**Directions for this task:** In your copy of the entries, please include no pictures and return every word exactly.

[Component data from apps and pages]
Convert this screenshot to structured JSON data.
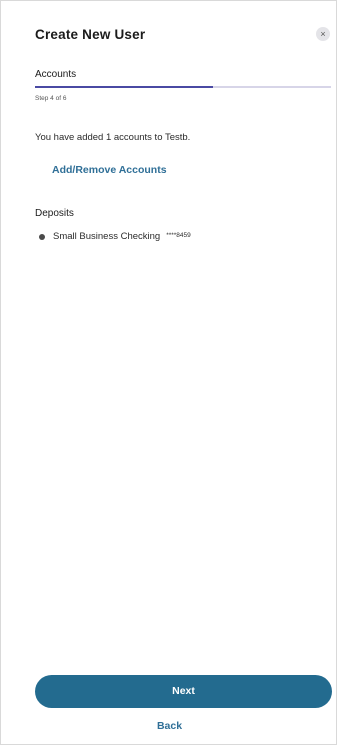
{
  "dialog": {
    "title": "Create New User",
    "close_icon": "close-icon",
    "close_glyph": "×"
  },
  "wizard": {
    "step_label": "Accounts",
    "step_counter": "Step 4 of 6",
    "progress_fraction": 0.6,
    "progress_color": "#4a4aa3"
  },
  "summary": {
    "text": "You have added 1 accounts to Testb."
  },
  "actions": {
    "manage_accounts_label": "Add/Remove Accounts",
    "next_label": "Next",
    "back_label": "Back",
    "primary_color": "#236b8f"
  },
  "deposits": {
    "heading": "Deposits",
    "items": [
      {
        "name": "Small Business Checking",
        "masked_number": "****8459"
      }
    ]
  }
}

**Your response:**
Convert this screenshot to structured JSON data.
{
  "dialog": {
    "title": "Create New User",
    "close_icon": "close-icon",
    "close_glyph": "×"
  },
  "wizard": {
    "step_label": "Accounts",
    "step_counter": "Step 4 of 6",
    "progress_fraction": 0.6,
    "progress_color": "#4a4aa3"
  },
  "summary": {
    "text": "You have added 1 accounts to Testb."
  },
  "actions": {
    "manage_accounts_label": "Add/Remove Accounts",
    "next_label": "Next",
    "back_label": "Back",
    "primary_color": "#236b8f"
  },
  "deposits": {
    "heading": "Deposits",
    "items": [
      {
        "name": "Small Business Checking",
        "masked_number": "****8459"
      }
    ]
  }
}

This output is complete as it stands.